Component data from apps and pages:
[Start of Attachment]

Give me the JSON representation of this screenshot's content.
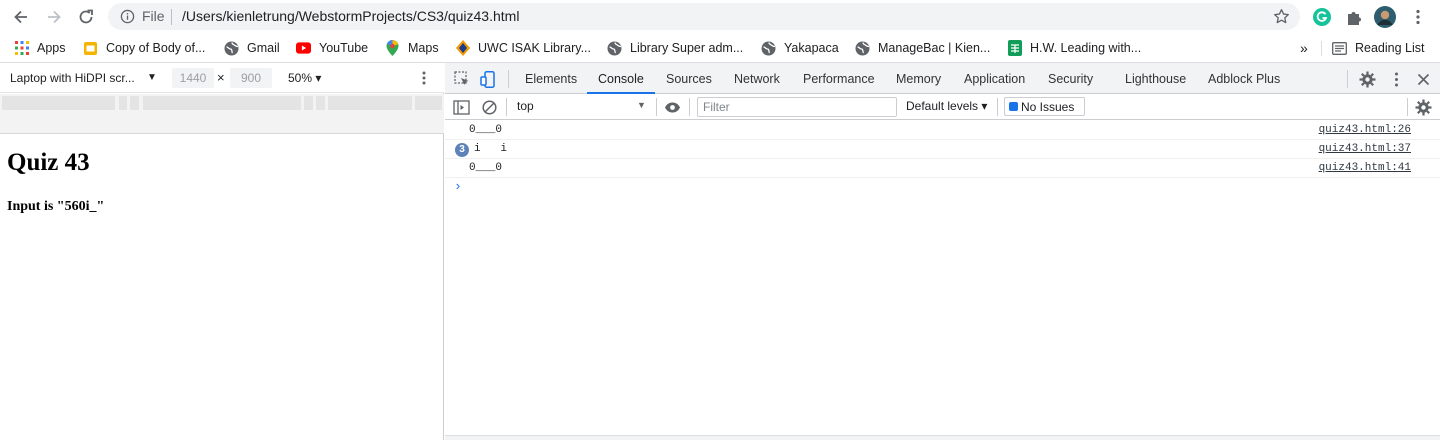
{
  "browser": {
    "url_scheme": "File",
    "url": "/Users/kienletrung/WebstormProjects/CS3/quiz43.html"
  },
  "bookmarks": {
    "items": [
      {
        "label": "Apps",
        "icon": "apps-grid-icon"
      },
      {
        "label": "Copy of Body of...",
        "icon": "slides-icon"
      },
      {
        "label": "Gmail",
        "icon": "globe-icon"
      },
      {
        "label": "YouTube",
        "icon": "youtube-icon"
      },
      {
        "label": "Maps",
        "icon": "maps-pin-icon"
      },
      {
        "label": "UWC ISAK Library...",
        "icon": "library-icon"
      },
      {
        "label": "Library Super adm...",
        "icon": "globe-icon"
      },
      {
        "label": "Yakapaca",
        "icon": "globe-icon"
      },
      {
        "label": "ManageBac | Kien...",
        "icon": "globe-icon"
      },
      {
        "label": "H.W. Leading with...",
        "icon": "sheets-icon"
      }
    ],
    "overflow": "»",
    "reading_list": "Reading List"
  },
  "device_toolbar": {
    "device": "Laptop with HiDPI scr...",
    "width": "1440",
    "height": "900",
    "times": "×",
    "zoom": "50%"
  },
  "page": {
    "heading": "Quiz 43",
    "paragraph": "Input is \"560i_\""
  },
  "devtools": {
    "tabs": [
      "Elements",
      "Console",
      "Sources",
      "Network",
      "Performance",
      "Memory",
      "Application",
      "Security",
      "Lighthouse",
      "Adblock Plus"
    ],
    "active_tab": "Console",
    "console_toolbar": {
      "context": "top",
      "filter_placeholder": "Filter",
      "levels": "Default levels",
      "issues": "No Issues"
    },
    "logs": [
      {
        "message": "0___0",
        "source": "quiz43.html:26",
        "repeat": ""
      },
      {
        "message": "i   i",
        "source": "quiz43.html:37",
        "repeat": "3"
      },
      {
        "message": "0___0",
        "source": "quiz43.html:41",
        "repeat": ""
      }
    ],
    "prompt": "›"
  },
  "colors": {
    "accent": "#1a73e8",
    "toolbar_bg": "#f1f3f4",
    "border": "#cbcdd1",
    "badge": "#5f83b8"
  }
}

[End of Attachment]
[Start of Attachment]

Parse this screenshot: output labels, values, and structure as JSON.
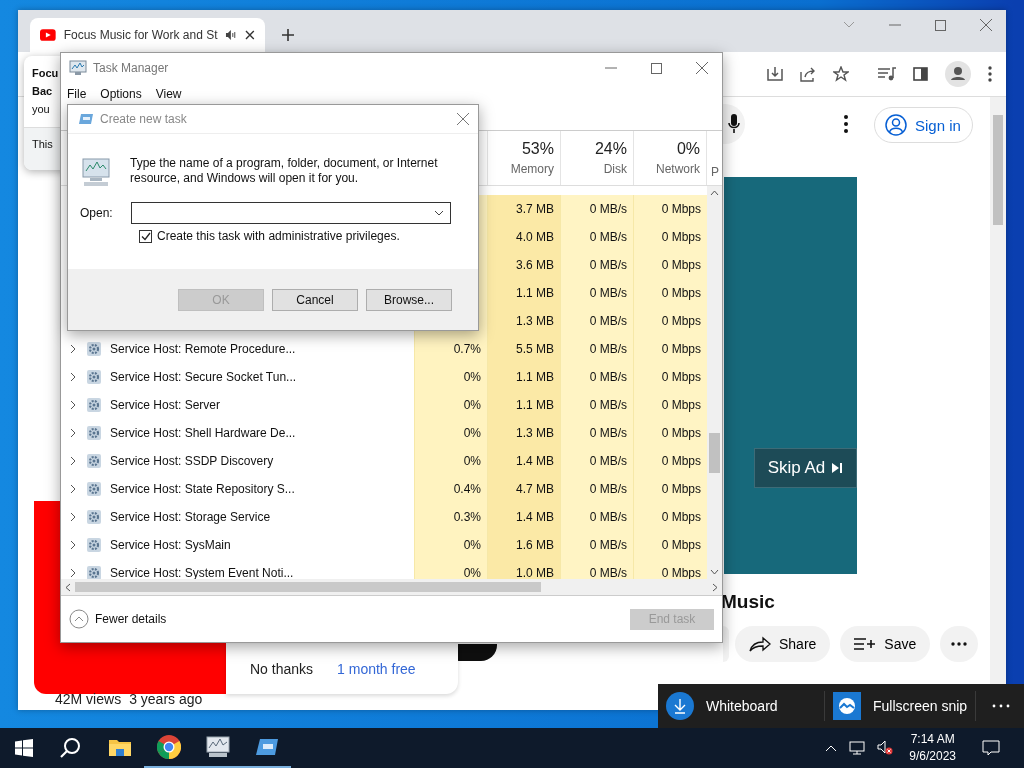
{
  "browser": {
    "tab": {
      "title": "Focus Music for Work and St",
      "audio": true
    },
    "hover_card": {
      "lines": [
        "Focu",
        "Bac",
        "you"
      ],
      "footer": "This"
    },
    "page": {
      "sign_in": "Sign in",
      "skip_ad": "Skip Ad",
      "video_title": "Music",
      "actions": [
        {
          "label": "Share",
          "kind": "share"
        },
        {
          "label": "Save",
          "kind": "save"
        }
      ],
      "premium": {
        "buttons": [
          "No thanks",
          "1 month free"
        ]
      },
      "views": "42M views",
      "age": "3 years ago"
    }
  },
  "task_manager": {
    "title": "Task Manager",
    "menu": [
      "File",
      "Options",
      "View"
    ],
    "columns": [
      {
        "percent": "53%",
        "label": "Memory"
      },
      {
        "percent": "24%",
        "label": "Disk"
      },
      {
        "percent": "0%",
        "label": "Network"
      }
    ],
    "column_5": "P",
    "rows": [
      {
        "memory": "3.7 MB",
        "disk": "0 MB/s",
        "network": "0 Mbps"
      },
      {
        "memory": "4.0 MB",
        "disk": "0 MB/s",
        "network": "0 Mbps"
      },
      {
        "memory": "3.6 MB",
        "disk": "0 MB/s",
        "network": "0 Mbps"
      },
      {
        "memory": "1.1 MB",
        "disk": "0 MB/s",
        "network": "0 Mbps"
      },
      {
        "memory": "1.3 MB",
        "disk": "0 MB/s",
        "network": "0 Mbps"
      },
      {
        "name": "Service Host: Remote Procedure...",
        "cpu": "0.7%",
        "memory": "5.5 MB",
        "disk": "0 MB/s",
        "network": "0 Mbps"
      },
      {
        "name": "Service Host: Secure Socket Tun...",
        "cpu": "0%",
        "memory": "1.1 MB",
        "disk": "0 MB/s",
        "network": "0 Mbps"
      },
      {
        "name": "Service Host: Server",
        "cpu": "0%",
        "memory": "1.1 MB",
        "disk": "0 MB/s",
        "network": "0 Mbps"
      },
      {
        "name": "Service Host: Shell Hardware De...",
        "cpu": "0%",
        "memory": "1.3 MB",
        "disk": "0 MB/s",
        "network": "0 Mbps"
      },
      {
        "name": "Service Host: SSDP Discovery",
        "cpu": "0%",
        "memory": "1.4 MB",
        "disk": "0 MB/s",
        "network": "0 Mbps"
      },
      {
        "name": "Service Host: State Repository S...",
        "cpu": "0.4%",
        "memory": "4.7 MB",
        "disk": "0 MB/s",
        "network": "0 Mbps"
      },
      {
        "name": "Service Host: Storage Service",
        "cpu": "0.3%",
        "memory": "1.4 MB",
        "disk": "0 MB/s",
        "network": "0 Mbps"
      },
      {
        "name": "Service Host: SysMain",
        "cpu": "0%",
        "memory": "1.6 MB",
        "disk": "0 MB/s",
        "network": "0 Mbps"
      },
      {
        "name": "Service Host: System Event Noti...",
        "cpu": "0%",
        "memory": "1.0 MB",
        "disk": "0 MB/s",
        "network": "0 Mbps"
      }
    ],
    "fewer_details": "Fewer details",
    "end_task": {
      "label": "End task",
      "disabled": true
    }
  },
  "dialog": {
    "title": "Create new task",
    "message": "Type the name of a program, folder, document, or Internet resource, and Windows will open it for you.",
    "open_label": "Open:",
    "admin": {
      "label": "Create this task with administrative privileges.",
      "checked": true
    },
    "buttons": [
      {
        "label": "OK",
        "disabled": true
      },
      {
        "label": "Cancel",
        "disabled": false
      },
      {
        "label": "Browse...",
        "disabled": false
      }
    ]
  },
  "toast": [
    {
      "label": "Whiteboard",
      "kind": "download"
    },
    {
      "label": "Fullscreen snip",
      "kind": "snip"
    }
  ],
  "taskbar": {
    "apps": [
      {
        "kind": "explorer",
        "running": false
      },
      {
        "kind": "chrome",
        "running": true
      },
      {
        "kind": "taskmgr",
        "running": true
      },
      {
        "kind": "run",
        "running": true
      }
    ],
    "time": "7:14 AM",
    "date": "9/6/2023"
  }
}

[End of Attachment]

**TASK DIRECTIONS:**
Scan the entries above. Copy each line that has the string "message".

**WRITTEN ANSWER:**
        "message": "0___0",
        "message": "i   i",
        "message": "0___0",
    "message": "Type the name of a program, folder, document, or Internet resource, and Windows will open it for you.",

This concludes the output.